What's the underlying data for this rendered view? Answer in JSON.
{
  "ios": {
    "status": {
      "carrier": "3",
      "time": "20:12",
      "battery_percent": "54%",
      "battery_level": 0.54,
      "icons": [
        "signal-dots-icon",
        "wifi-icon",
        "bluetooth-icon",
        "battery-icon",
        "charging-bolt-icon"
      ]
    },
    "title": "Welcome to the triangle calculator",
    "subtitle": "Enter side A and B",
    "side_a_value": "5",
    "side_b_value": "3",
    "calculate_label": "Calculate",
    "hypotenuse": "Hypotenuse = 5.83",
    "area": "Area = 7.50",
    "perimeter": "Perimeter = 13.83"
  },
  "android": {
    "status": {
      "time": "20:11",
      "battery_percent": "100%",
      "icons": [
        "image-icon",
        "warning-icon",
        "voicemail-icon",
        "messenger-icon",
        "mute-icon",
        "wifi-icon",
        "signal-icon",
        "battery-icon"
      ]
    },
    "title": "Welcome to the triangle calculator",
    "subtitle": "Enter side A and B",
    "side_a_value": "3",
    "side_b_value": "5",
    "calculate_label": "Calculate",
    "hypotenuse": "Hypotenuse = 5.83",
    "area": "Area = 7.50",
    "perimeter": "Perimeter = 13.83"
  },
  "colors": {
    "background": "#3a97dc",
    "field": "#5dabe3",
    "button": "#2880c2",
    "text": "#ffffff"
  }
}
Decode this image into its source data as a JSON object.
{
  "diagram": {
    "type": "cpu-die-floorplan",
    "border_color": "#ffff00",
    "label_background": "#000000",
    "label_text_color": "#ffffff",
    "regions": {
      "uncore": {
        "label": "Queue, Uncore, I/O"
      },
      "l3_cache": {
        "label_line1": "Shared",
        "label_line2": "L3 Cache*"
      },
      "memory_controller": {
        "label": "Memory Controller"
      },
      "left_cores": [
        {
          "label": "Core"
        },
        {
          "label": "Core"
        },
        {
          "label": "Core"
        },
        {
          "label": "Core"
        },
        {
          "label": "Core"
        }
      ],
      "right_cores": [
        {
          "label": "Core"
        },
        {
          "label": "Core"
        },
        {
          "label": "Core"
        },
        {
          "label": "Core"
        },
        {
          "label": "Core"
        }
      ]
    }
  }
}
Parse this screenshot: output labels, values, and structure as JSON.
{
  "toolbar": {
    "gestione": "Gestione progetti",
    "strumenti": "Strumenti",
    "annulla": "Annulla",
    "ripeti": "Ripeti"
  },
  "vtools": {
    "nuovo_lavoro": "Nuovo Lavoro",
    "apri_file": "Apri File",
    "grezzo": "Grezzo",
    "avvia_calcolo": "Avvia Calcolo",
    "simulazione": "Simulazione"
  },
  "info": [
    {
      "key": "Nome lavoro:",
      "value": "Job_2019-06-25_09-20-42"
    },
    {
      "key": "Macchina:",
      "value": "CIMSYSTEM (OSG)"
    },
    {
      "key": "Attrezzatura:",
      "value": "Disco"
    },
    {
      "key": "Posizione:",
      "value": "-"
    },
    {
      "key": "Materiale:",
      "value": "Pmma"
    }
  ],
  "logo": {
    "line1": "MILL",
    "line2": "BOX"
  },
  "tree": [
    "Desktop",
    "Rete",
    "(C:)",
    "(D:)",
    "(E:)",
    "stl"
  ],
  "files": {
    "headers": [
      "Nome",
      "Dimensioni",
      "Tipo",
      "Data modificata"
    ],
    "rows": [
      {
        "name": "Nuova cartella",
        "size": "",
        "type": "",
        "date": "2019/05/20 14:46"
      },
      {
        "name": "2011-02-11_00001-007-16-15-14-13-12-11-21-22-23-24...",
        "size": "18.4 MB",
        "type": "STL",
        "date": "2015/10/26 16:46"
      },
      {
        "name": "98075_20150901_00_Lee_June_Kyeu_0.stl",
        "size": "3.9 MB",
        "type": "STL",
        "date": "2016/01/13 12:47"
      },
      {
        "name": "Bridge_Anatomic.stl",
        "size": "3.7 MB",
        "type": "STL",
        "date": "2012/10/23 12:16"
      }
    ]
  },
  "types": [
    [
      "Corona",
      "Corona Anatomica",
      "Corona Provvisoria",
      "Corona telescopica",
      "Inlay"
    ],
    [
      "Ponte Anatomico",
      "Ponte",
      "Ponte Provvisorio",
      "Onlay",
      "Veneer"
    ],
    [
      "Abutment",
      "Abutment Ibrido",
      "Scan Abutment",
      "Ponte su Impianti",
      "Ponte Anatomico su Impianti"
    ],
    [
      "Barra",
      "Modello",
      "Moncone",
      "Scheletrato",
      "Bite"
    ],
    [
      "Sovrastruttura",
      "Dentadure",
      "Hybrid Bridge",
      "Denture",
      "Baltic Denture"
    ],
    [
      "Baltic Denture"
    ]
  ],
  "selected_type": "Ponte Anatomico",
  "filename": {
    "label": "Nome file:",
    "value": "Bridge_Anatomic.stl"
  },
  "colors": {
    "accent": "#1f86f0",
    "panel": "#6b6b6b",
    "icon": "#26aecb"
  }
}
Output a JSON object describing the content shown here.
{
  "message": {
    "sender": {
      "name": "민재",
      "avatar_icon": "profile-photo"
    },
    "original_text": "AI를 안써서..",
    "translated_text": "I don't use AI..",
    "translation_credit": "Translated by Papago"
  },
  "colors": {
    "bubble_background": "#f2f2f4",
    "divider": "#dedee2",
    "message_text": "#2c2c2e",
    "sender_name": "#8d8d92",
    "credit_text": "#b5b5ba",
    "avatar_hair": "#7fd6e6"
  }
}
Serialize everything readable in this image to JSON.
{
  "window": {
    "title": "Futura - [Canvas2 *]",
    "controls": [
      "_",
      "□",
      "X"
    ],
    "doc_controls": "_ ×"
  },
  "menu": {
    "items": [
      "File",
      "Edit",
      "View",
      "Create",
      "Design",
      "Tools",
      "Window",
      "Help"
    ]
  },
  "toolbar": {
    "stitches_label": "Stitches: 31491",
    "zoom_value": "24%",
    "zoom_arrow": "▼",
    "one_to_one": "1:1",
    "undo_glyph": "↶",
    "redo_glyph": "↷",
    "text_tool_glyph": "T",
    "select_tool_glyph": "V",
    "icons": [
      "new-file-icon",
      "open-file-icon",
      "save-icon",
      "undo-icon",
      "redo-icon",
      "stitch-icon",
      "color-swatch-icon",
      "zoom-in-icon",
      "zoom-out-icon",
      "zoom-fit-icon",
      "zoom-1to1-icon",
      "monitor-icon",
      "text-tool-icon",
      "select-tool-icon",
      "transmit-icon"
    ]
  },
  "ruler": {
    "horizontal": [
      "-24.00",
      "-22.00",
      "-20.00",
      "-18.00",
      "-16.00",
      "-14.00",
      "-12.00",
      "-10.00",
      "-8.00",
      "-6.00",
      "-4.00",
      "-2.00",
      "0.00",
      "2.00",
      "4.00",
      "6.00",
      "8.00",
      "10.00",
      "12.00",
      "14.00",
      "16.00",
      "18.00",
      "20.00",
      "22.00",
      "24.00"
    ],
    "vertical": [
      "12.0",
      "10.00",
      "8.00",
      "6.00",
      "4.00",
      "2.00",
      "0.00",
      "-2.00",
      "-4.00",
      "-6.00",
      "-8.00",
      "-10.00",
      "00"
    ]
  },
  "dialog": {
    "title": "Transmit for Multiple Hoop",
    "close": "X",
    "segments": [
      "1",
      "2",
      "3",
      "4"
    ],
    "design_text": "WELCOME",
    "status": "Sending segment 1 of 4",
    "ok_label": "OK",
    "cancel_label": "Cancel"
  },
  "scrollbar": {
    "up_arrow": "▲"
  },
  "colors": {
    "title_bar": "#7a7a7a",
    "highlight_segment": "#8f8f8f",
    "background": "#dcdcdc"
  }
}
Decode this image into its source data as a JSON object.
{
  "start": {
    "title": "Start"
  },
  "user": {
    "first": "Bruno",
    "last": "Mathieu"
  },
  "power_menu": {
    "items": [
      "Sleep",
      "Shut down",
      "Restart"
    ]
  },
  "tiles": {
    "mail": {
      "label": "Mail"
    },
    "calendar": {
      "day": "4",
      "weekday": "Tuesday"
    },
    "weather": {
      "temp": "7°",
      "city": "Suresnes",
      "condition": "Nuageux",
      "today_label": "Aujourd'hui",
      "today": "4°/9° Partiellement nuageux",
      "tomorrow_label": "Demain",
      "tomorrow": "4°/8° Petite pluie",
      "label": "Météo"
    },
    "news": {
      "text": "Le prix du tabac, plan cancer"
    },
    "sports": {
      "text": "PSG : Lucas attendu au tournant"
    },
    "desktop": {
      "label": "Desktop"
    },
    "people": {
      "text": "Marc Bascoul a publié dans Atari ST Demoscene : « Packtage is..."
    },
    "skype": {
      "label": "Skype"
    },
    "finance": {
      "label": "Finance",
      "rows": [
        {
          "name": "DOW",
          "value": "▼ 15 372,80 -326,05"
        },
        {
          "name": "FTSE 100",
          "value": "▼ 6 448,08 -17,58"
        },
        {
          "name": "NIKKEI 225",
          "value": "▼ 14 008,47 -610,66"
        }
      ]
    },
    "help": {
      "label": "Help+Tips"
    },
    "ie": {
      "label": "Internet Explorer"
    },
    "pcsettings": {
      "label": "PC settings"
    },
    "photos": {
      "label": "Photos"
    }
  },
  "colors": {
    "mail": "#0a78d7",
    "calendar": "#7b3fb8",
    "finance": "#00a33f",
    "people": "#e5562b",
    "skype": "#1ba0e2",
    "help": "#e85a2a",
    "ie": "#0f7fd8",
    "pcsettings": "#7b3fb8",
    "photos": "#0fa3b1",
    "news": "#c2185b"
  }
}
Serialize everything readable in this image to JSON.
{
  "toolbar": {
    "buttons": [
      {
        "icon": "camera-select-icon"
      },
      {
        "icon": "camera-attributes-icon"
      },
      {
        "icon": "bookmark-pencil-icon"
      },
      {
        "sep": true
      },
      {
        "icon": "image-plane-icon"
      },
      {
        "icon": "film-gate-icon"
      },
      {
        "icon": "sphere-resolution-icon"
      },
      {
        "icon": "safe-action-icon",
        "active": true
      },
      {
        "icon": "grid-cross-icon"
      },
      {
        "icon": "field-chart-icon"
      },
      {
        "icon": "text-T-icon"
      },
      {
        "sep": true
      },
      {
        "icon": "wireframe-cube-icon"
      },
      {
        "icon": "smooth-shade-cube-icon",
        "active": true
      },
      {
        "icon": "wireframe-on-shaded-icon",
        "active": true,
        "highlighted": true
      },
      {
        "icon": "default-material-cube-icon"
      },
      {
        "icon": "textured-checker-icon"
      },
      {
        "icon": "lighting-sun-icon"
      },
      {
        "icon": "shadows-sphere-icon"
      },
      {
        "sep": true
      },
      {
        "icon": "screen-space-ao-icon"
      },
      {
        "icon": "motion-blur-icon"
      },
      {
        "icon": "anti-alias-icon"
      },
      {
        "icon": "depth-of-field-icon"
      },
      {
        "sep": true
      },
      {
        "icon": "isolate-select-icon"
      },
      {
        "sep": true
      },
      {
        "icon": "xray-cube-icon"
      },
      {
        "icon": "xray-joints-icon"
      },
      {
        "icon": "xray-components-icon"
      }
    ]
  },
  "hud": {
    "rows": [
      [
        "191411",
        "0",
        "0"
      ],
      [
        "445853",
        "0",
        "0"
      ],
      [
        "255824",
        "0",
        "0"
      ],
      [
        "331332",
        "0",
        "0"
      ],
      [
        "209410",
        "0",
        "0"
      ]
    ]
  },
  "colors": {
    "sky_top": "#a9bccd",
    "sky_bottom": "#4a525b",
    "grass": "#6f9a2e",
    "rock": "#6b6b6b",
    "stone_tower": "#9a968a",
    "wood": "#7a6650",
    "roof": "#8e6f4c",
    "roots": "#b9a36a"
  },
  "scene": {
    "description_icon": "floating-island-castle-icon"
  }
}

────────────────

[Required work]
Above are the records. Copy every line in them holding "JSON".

[Answer box]
What's the underlying data for this rendered view? Answer in JSON.
Decode this image into its source data as a JSON object.
Parse this screenshot: output labels, values, and structure as JSON.
Output a JSON object describing the content shown here.
Serialize everything readable in this image to JSON.
Decode this image into its source data as a JSON object.
Serialize everything readable in this image to JSON.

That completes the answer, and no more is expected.